EXERCISE DESCRIPTION
Each entry below must be repeated word for word.

[DATA SECTION]

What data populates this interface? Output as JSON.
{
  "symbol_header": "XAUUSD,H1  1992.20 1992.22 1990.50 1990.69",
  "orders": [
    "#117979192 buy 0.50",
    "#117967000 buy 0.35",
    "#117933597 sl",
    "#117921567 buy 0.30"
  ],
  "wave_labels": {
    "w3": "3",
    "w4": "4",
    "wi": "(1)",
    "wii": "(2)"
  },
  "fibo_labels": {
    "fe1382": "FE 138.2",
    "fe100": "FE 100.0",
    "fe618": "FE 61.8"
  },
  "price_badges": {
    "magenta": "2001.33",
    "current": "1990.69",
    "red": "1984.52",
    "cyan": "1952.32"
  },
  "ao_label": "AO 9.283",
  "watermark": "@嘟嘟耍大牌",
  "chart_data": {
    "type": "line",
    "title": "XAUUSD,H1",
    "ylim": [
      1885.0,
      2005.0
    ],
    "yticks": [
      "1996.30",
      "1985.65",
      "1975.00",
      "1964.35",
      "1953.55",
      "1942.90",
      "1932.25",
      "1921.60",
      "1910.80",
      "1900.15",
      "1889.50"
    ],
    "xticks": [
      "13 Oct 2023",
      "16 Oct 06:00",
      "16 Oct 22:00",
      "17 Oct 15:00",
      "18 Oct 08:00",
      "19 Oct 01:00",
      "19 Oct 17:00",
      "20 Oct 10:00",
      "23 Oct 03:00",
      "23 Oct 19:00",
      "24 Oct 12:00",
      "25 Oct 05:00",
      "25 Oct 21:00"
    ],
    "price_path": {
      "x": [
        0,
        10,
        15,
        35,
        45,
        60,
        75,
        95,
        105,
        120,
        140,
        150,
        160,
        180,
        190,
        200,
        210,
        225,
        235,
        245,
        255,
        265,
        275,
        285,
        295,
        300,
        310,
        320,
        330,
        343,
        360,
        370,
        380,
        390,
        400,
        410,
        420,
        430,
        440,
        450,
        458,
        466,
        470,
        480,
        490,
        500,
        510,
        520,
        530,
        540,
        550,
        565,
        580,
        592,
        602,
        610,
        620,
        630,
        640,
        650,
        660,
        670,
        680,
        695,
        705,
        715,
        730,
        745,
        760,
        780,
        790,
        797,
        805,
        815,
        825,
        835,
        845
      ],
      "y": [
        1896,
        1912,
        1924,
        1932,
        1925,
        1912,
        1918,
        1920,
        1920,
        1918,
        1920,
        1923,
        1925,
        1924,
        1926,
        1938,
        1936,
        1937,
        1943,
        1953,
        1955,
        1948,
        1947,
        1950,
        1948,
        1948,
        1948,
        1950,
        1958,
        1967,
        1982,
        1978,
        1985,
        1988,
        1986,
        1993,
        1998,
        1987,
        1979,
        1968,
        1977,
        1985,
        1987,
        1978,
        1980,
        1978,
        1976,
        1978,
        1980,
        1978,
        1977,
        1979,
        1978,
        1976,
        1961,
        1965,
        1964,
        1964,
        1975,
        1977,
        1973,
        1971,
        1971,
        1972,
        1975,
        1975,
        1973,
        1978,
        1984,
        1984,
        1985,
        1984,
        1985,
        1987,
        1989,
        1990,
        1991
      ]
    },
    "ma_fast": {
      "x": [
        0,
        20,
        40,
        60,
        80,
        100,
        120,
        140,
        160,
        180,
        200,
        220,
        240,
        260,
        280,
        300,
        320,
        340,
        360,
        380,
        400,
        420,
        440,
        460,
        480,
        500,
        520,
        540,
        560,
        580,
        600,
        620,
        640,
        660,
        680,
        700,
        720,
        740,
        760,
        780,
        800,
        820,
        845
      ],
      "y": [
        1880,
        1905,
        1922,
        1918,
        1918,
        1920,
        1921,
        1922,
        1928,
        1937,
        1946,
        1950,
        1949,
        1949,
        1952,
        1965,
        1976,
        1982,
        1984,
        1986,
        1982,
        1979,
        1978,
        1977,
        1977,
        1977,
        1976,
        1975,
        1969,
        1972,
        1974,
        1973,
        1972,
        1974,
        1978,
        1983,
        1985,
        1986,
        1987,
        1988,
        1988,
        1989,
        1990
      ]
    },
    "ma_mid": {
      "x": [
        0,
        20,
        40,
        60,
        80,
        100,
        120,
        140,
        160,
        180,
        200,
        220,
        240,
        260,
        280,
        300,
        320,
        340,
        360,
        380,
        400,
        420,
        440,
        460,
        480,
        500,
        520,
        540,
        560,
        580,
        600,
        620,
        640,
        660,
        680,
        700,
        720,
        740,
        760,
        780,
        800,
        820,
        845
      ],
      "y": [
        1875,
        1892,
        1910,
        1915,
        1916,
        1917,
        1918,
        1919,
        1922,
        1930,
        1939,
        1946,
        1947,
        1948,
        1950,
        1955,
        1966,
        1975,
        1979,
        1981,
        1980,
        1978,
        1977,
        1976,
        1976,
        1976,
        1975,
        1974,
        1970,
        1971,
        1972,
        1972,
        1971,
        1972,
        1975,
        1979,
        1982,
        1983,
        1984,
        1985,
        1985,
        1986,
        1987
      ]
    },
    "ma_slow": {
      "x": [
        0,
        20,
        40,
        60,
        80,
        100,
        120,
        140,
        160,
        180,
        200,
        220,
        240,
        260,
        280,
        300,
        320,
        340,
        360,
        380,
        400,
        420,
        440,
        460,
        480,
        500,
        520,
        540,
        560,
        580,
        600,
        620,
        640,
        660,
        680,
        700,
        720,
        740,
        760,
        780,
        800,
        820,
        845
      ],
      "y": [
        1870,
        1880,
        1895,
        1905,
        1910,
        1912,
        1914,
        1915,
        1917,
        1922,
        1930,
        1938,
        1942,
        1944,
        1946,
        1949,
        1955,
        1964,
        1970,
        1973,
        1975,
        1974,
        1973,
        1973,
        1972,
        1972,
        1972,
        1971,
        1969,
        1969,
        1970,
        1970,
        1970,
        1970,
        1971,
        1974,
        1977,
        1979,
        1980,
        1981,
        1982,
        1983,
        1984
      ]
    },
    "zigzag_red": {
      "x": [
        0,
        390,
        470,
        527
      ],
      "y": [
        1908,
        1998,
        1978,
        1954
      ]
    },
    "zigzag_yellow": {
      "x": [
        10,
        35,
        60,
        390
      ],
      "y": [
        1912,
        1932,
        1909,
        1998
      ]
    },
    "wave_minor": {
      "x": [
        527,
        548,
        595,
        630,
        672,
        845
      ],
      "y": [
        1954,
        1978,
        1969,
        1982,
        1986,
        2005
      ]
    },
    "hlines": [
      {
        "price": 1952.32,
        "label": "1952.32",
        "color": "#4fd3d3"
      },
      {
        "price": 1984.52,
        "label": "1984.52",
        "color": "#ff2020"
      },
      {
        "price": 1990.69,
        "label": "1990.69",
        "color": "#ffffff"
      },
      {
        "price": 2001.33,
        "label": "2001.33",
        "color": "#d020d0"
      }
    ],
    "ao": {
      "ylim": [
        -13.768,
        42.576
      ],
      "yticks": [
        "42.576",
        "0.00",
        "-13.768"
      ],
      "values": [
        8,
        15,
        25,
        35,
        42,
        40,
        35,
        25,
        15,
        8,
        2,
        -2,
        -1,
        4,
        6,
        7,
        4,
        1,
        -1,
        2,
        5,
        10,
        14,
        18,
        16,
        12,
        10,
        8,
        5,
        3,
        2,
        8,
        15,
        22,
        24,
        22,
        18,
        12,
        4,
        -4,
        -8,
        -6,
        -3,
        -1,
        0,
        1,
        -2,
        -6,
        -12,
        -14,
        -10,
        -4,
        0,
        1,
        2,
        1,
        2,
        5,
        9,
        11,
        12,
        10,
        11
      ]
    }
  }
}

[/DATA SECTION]

COMPLETED TASK
What data populates this interface? Output as JSON.
{
  "symbol_header": "XAUUSD,H1  1992.20 1992.22 1990.50 1990.69",
  "orders": [
    "#117979192 buy 0.50",
    "#117967000 buy 0.35",
    "#117933597 sl",
    "#117921567 buy 0.30"
  ],
  "wave_labels": {
    "w3": "3",
    "w4": "4",
    "wi": "(1)",
    "wii": "(2)"
  },
  "fibo_labels": {
    "fe1382": "FE 138.2",
    "fe100": "FE 100.0",
    "fe618": "FE 61.8"
  },
  "price_badges": {
    "magenta": "2001.33",
    "current": "1990.69",
    "red": "1984.52",
    "cyan": "1952.32"
  },
  "ao_label": "AO 9.283",
  "watermark": "@嘟嘟耍大牌",
  "chart_data": {
    "type": "line",
    "title": "XAUUSD,H1",
    "ylim": [
      1885.0,
      2005.0
    ],
    "yticks": [
      "1996.30",
      "1985.65",
      "1975.00",
      "1964.35",
      "1953.55",
      "1942.90",
      "1932.25",
      "1921.60",
      "1910.80",
      "1900.15",
      "1889.50"
    ],
    "xticks": [
      "13 Oct 2023",
      "16 Oct 06:00",
      "16 Oct 22:00",
      "17 Oct 15:00",
      "18 Oct 08:00",
      "19 Oct 01:00",
      "19 Oct 17:00",
      "20 Oct 10:00",
      "23 Oct 03:00",
      "23 Oct 19:00",
      "24 Oct 12:00",
      "25 Oct 05:00",
      "25 Oct 21:00"
    ],
    "price_path": {
      "x": [
        0,
        10,
        15,
        35,
        45,
        60,
        75,
        95,
        105,
        120,
        140,
        150,
        160,
        180,
        190,
        200,
        210,
        225,
        235,
        245,
        255,
        265,
        275,
        285,
        295,
        300,
        310,
        320,
        330,
        343,
        360,
        370,
        380,
        390,
        400,
        410,
        420,
        430,
        440,
        450,
        458,
        466,
        470,
        480,
        490,
        500,
        510,
        520,
        530,
        540,
        550,
        565,
        580,
        592,
        602,
        610,
        620,
        630,
        640,
        650,
        660,
        670,
        680,
        695,
        705,
        715,
        730,
        745,
        760,
        780,
        790,
        797,
        805,
        815,
        825,
        835,
        845
      ],
      "y": [
        1896,
        1912,
        1924,
        1932,
        1925,
        1912,
        1918,
        1920,
        1920,
        1918,
        1920,
        1923,
        1925,
        1924,
        1926,
        1938,
        1936,
        1937,
        1943,
        1953,
        1955,
        1948,
        1947,
        1950,
        1948,
        1948,
        1948,
        1950,
        1958,
        1967,
        1982,
        1978,
        1985,
        1988,
        1986,
        1993,
        1998,
        1987,
        1979,
        1968,
        1977,
        1985,
        1987,
        1978,
        1980,
        1978,
        1976,
        1978,
        1980,
        1978,
        1977,
        1979,
        1978,
        1976,
        1961,
        1965,
        1964,
        1964,
        1975,
        1977,
        1973,
        1971,
        1971,
        1972,
        1975,
        1975,
        1973,
        1978,
        1984,
        1984,
        1985,
        1984,
        1985,
        1987,
        1989,
        1990,
        1991
      ]
    },
    "ma_fast": {
      "x": [
        0,
        20,
        40,
        60,
        80,
        100,
        120,
        140,
        160,
        180,
        200,
        220,
        240,
        260,
        280,
        300,
        320,
        340,
        360,
        380,
        400,
        420,
        440,
        460,
        480,
        500,
        520,
        540,
        560,
        580,
        600,
        620,
        640,
        660,
        680,
        700,
        720,
        740,
        760,
        780,
        800,
        820,
        845
      ],
      "y": [
        1880,
        1905,
        1922,
        1918,
        1918,
        1920,
        1921,
        1922,
        1928,
        1937,
        1946,
        1950,
        1949,
        1949,
        1952,
        1965,
        1976,
        1982,
        1984,
        1986,
        1982,
        1979,
        1978,
        1977,
        1977,
        1977,
        1976,
        1975,
        1969,
        1972,
        1974,
        1973,
        1972,
        1974,
        1978,
        1983,
        1985,
        1986,
        1987,
        1988,
        1988,
        1989,
        1990
      ]
    },
    "ma_mid": {
      "x": [
        0,
        20,
        40,
        60,
        80,
        100,
        120,
        140,
        160,
        180,
        200,
        220,
        240,
        260,
        280,
        300,
        320,
        340,
        360,
        380,
        400,
        420,
        440,
        460,
        480,
        500,
        520,
        540,
        560,
        580,
        600,
        620,
        640,
        660,
        680,
        700,
        720,
        740,
        760,
        780,
        800,
        820,
        845
      ],
      "y": [
        1875,
        1892,
        1910,
        1915,
        1916,
        1917,
        1918,
        1919,
        1922,
        1930,
        1939,
        1946,
        1947,
        1948,
        1950,
        1955,
        1966,
        1975,
        1979,
        1981,
        1980,
        1978,
        1977,
        1976,
        1976,
        1976,
        1975,
        1974,
        1970,
        1971,
        1972,
        1972,
        1971,
        1972,
        1975,
        1979,
        1982,
        1983,
        1984,
        1985,
        1985,
        1986,
        1987
      ]
    },
    "ma_slow": {
      "x": [
        0,
        20,
        40,
        60,
        80,
        100,
        120,
        140,
        160,
        180,
        200,
        220,
        240,
        260,
        280,
        300,
        320,
        340,
        360,
        380,
        400,
        420,
        440,
        460,
        480,
        500,
        520,
        540,
        560,
        580,
        600,
        620,
        640,
        660,
        680,
        700,
        720,
        740,
        760,
        780,
        800,
        820,
        845
      ],
      "y": [
        1870,
        1880,
        1895,
        1905,
        1910,
        1912,
        1914,
        1915,
        1917,
        1922,
        1930,
        1938,
        1942,
        1944,
        1946,
        1949,
        1955,
        1964,
        1970,
        1973,
        1975,
        1974,
        1973,
        1973,
        1972,
        1972,
        1972,
        1971,
        1969,
        1969,
        1970,
        1970,
        1970,
        1970,
        1971,
        1974,
        1977,
        1979,
        1980,
        1981,
        1982,
        1983,
        1984
      ]
    },
    "zigzag_red": {
      "x": [
        0,
        390,
        470,
        527
      ],
      "y": [
        1908,
        1998,
        1978,
        1954
      ]
    },
    "zigzag_yellow": {
      "x": [
        10,
        35,
        60,
        390
      ],
      "y": [
        1912,
        1932,
        1909,
        1998
      ]
    },
    "wave_minor": {
      "x": [
        527,
        548,
        595,
        630,
        672,
        845
      ],
      "y": [
        1954,
        1978,
        1969,
        1982,
        1986,
        2005
      ]
    },
    "hlines": [
      {
        "price": 1952.32,
        "label": "1952.32",
        "color": "#4fd3d3"
      },
      {
        "price": 1984.52,
        "label": "1984.52",
        "color": "#ff2020"
      },
      {
        "price": 1990.69,
        "label": "1990.69",
        "color": "#ffffff"
      },
      {
        "price": 2001.33,
        "label": "2001.33",
        "color": "#d020d0"
      }
    ],
    "ao": {
      "ylim": [
        -13.768,
        42.576
      ],
      "yticks": [
        "42.576",
        "0.00",
        "-13.768"
      ],
      "values": [
        8,
        15,
        25,
        35,
        42,
        40,
        35,
        25,
        15,
        8,
        2,
        -2,
        -1,
        4,
        6,
        7,
        4,
        1,
        -1,
        2,
        5,
        10,
        14,
        18,
        16,
        12,
        10,
        8,
        5,
        3,
        2,
        8,
        15,
        22,
        24,
        22,
        18,
        12,
        4,
        -4,
        -8,
        -6,
        -3,
        -1,
        0,
        1,
        -2,
        -6,
        -12,
        -14,
        -10,
        -4,
        0,
        1,
        2,
        1,
        2,
        5,
        9,
        11,
        12,
        10,
        11
      ]
    }
  }
}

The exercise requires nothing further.